[What you are asked to do]: An unchanged copy of each entry below is needed; keep the pictures out of it.

Start of Data for this exercise

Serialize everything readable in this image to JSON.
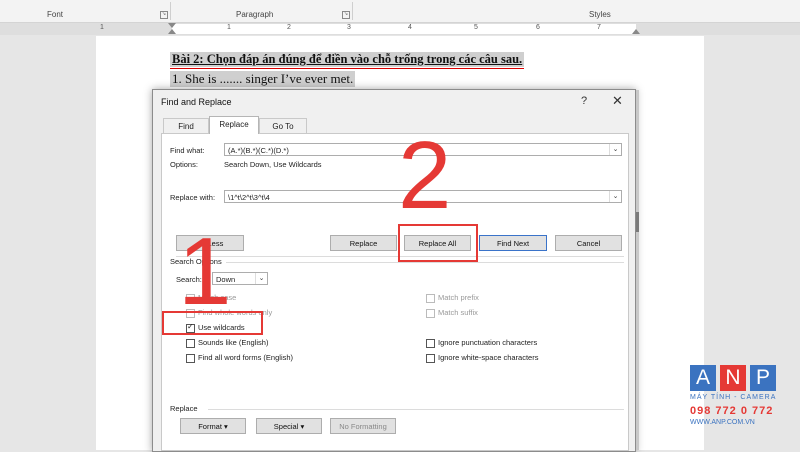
{
  "ribbon": {
    "font": "Font",
    "paragraph": "Paragraph",
    "styles": "Styles"
  },
  "ruler": {
    "numbers": [
      "1",
      "1",
      "2",
      "3",
      "4",
      "5",
      "6",
      "7"
    ]
  },
  "document": {
    "title": "Bài 2: Chọn đáp án đúng để điền vào chỗ trống trong các câu sau.",
    "line1": "1. She is ....... singer I’ve ever met."
  },
  "dialog": {
    "title": "Find and Replace",
    "help": "?",
    "close": "✕",
    "tabs": [
      "Find",
      "Replace",
      "Go To"
    ],
    "find_label": "Find what:",
    "find_value": "(A.*)(B.*)(C.*)(D.*)",
    "options_label": "Options:",
    "options_value": "Search Down, Use Wildcards",
    "replace_label": "Replace with:",
    "replace_value": "\\1^t\\2^t\\3^t\\4",
    "buttons": {
      "less": "<< Less",
      "replace": "Replace",
      "replace_all": "Replace All",
      "find_next": "Find Next",
      "cancel": "Cancel"
    },
    "search_options": "Search Options",
    "search_label": "Search:",
    "search_value": "Down",
    "checks_left": [
      {
        "label": "Match case",
        "checked": false,
        "enabled": false
      },
      {
        "label": "Find whole words only",
        "checked": false,
        "enabled": false
      },
      {
        "label": "Use wildcards",
        "checked": true,
        "enabled": true
      },
      {
        "label": "Sounds like (English)",
        "checked": false,
        "enabled": true
      },
      {
        "label": "Find all word forms (English)",
        "checked": false,
        "enabled": true
      }
    ],
    "checks_right": [
      {
        "label": "Match prefix",
        "checked": false,
        "enabled": false
      },
      {
        "label": "Match suffix",
        "checked": false,
        "enabled": false
      },
      {
        "label": "Ignore punctuation characters",
        "checked": false,
        "enabled": true
      },
      {
        "label": "Ignore white-space characters",
        "checked": false,
        "enabled": true
      }
    ],
    "replace_section": "Replace",
    "format_btn": "Format ▾",
    "special_btn": "Special ▾",
    "no_formatting_btn": "No Formatting"
  },
  "annotations": {
    "step1": "1",
    "step2": "2"
  },
  "colors": {
    "annotation": "#e53935",
    "brand_blue": "#3b73c0"
  },
  "logo": {
    "letters": [
      "A",
      "N",
      "P"
    ],
    "line1": "MÁY TÍNH - CAMERA",
    "phone": "098 772 0 772",
    "website": "WWW.ANP.COM.VN"
  }
}
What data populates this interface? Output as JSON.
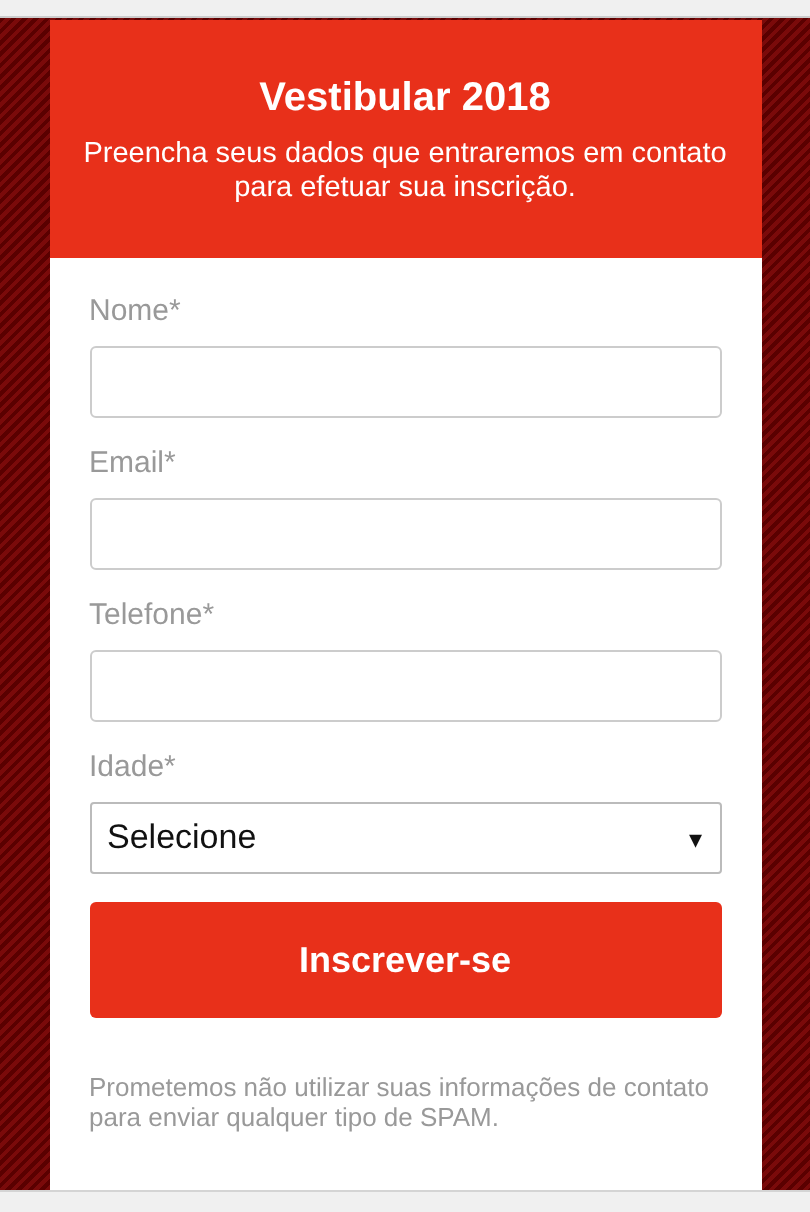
{
  "header": {
    "title": "Vestibular 2018",
    "subtitle": "Preencha seus dados que entraremos em contato para efetuar sua inscrição."
  },
  "fields": [
    {
      "kind": "input",
      "label": "Nome*"
    },
    {
      "kind": "input",
      "label": "Email*"
    },
    {
      "kind": "input",
      "label": "Telefone*"
    },
    {
      "kind": "select",
      "label": "Idade*",
      "value": "Selecione",
      "arrow": "▾"
    }
  ],
  "submit": "Inscrever-se",
  "disclaimer": "Prometemos não utilizar suas informações de contato para enviar qualquer tipo de SPAM."
}
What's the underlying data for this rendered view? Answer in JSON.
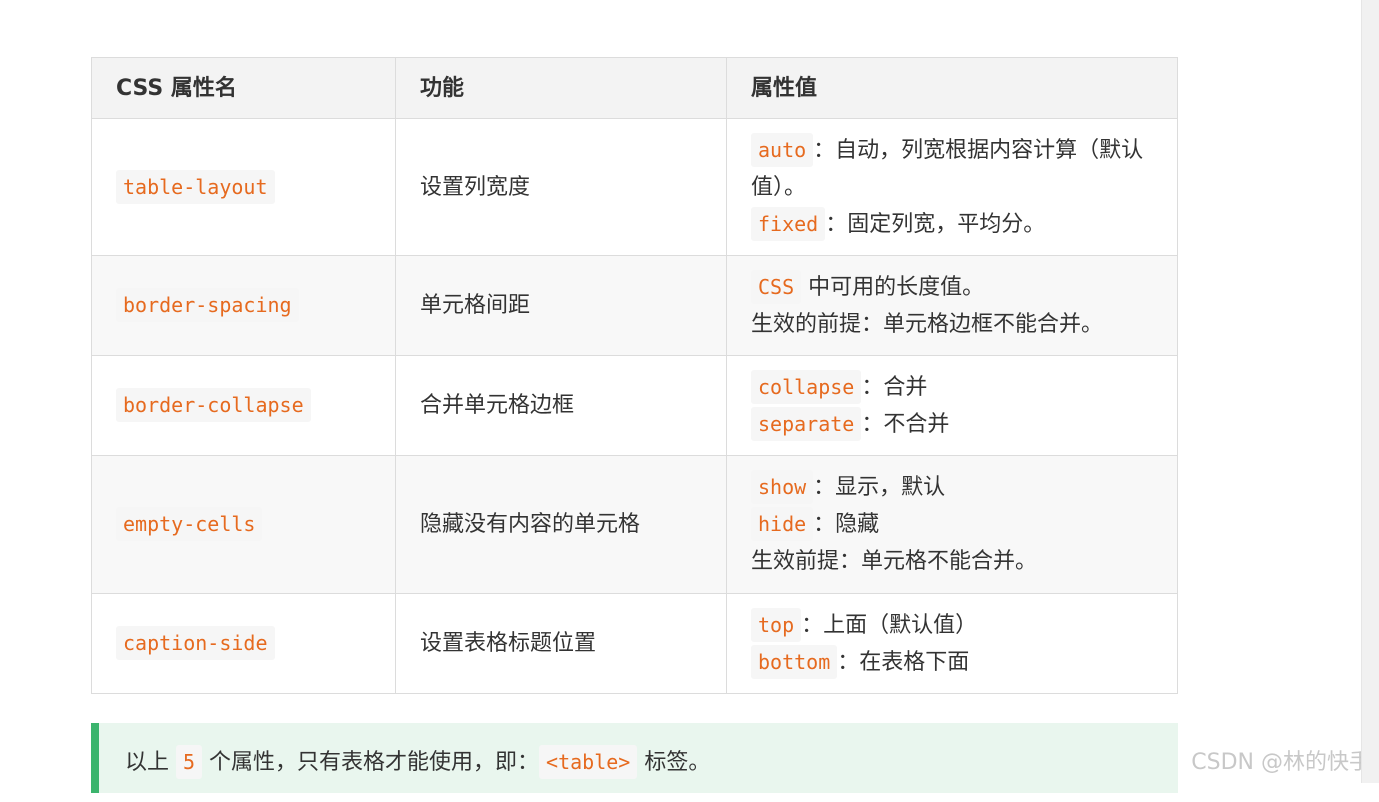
{
  "table": {
    "headers": [
      "CSS 属性名",
      "功能",
      "属性值"
    ],
    "rows": [
      {
        "property": "table-layout",
        "function": "设置列宽度",
        "values": [
          {
            "code": "auto",
            "text": "：自动，列宽根据内容计算（默认值）。"
          },
          {
            "code": "fixed",
            "text": "：固定列宽，平均分。"
          }
        ]
      },
      {
        "property": "border-spacing",
        "function": "单元格间距",
        "values": [
          {
            "code": "CSS",
            "text": " 中可用的长度值。"
          },
          {
            "code": "",
            "text": "生效的前提：单元格边框不能合并。"
          }
        ]
      },
      {
        "property": "border-collapse",
        "function": "合并单元格边框",
        "values": [
          {
            "code": "collapse",
            "text": "：合并"
          },
          {
            "code": "separate",
            "text": "：不合并"
          }
        ]
      },
      {
        "property": "empty-cells",
        "function": "隐藏没有内容的单元格",
        "values": [
          {
            "code": "show",
            "text": "：显示，默认"
          },
          {
            "code": "hide",
            "text": "：隐藏"
          },
          {
            "code": "",
            "text": "生效前提：单元格不能合并。"
          }
        ]
      },
      {
        "property": "caption-side",
        "function": "设置表格标题位置",
        "values": [
          {
            "code": "top",
            "text": "：上面（默认值）"
          },
          {
            "code": "bottom",
            "text": "：在表格下面"
          }
        ]
      }
    ]
  },
  "tip": {
    "prefix": "以上 ",
    "count": "5",
    "middle": " 个属性，只有表格才能使用，即：",
    "tag": "<table>",
    "suffix": " 标签。"
  },
  "watermark": "CSDN @林的快手",
  "colors": {
    "code_text": "#e66a1f",
    "tip_background": "#e9f6ee",
    "tip_border": "#3bb46d",
    "header_background": "#f3f3f3"
  }
}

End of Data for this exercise

[The answer]:
Serialize everything readable in this image to JSON.
{
  "ribbon": {
    "font": "Font",
    "paragraph": "Paragraph",
    "styles": "Styles"
  },
  "ruler": {
    "numbers": [
      "1",
      "1",
      "2",
      "3",
      "4",
      "5",
      "6",
      "7"
    ]
  },
  "document": {
    "title": "Bài 2: Chọn đáp án đúng để điền vào chỗ trống trong các câu sau.",
    "line1": "1. She is ....... singer I’ve ever met."
  },
  "dialog": {
    "title": "Find and Replace",
    "help": "?",
    "close": "✕",
    "tabs": [
      "Find",
      "Replace",
      "Go To"
    ],
    "find_label": "Find what:",
    "find_value": "(A.*)(B.*)(C.*)(D.*)",
    "options_label": "Options:",
    "options_value": "Search Down, Use Wildcards",
    "replace_label": "Replace with:",
    "replace_value": "\\1^t\\2^t\\3^t\\4",
    "buttons": {
      "less": "<< Less",
      "replace": "Replace",
      "replace_all": "Replace All",
      "find_next": "Find Next",
      "cancel": "Cancel"
    },
    "search_options": "Search Options",
    "search_label": "Search:",
    "search_value": "Down",
    "checks_left": [
      {
        "label": "Match case",
        "checked": false,
        "enabled": false
      },
      {
        "label": "Find whole words only",
        "checked": false,
        "enabled": false
      },
      {
        "label": "Use wildcards",
        "checked": true,
        "enabled": true
      },
      {
        "label": "Sounds like (English)",
        "checked": false,
        "enabled": true
      },
      {
        "label": "Find all word forms (English)",
        "checked": false,
        "enabled": true
      }
    ],
    "checks_right": [
      {
        "label": "Match prefix",
        "checked": false,
        "enabled": false
      },
      {
        "label": "Match suffix",
        "checked": false,
        "enabled": false
      },
      {
        "label": "Ignore punctuation characters",
        "checked": false,
        "enabled": true
      },
      {
        "label": "Ignore white-space characters",
        "checked": false,
        "enabled": true
      }
    ],
    "replace_section": "Replace",
    "format_btn": "Format ▾",
    "special_btn": "Special ▾",
    "no_formatting_btn": "No Formatting"
  },
  "annotations": {
    "step1": "1",
    "step2": "2"
  },
  "colors": {
    "annotation": "#e53935",
    "brand_blue": "#3b73c0"
  },
  "logo": {
    "letters": [
      "A",
      "N",
      "P"
    ],
    "line1": "MÁY TÍNH - CAMERA",
    "phone": "098 772 0 772",
    "website": "WWW.ANP.COM.VN"
  }
}
What data populates this interface? Output as JSON.
{
  "header": {
    "title": "Vestibular 2018",
    "subtitle": "Preencha seus dados que entraremos em contato para efetuar sua inscrição."
  },
  "fields": [
    {
      "kind": "input",
      "label": "Nome*"
    },
    {
      "kind": "input",
      "label": "Email*"
    },
    {
      "kind": "input",
      "label": "Telefone*"
    },
    {
      "kind": "select",
      "label": "Idade*",
      "value": "Selecione",
      "arrow": "▾"
    }
  ],
  "submit": "Inscrever-se",
  "disclaimer": "Prometemos não utilizar suas informações de contato para enviar qualquer tipo de SPAM."
}
What's the underlying data for this rendered view? Answer in JSON.
{
  "table": {
    "headers": [
      "CSS 属性名",
      "功能",
      "属性值"
    ],
    "rows": [
      {
        "property": "table-layout",
        "function": "设置列宽度",
        "values": [
          {
            "code": "auto",
            "text": "：自动，列宽根据内容计算（默认值）。"
          },
          {
            "code": "fixed",
            "text": "：固定列宽，平均分。"
          }
        ]
      },
      {
        "property": "border-spacing",
        "function": "单元格间距",
        "values": [
          {
            "code": "CSS",
            "text": " 中可用的长度值。"
          },
          {
            "code": "",
            "text": "生效的前提：单元格边框不能合并。"
          }
        ]
      },
      {
        "property": "border-collapse",
        "function": "合并单元格边框",
        "values": [
          {
            "code": "collapse",
            "text": "：合并"
          },
          {
            "code": "separate",
            "text": "：不合并"
          }
        ]
      },
      {
        "property": "empty-cells",
        "function": "隐藏没有内容的单元格",
        "values": [
          {
            "code": "show",
            "text": "：显示，默认"
          },
          {
            "code": "hide",
            "text": "：隐藏"
          },
          {
            "code": "",
            "text": "生效前提：单元格不能合并。"
          }
        ]
      },
      {
        "property": "caption-side",
        "function": "设置表格标题位置",
        "values": [
          {
            "code": "top",
            "text": "：上面（默认值）"
          },
          {
            "code": "bottom",
            "text": "：在表格下面"
          }
        ]
      }
    ]
  },
  "tip": {
    "prefix": "以上 ",
    "count": "5",
    "middle": " 个属性，只有表格才能使用，即：",
    "tag": "<table>",
    "suffix": " 标签。"
  },
  "watermark": "CSDN @林的快手",
  "colors": {
    "code_text": "#e66a1f",
    "tip_background": "#e9f6ee",
    "tip_border": "#3bb46d",
    "header_background": "#f3f3f3"
  }
}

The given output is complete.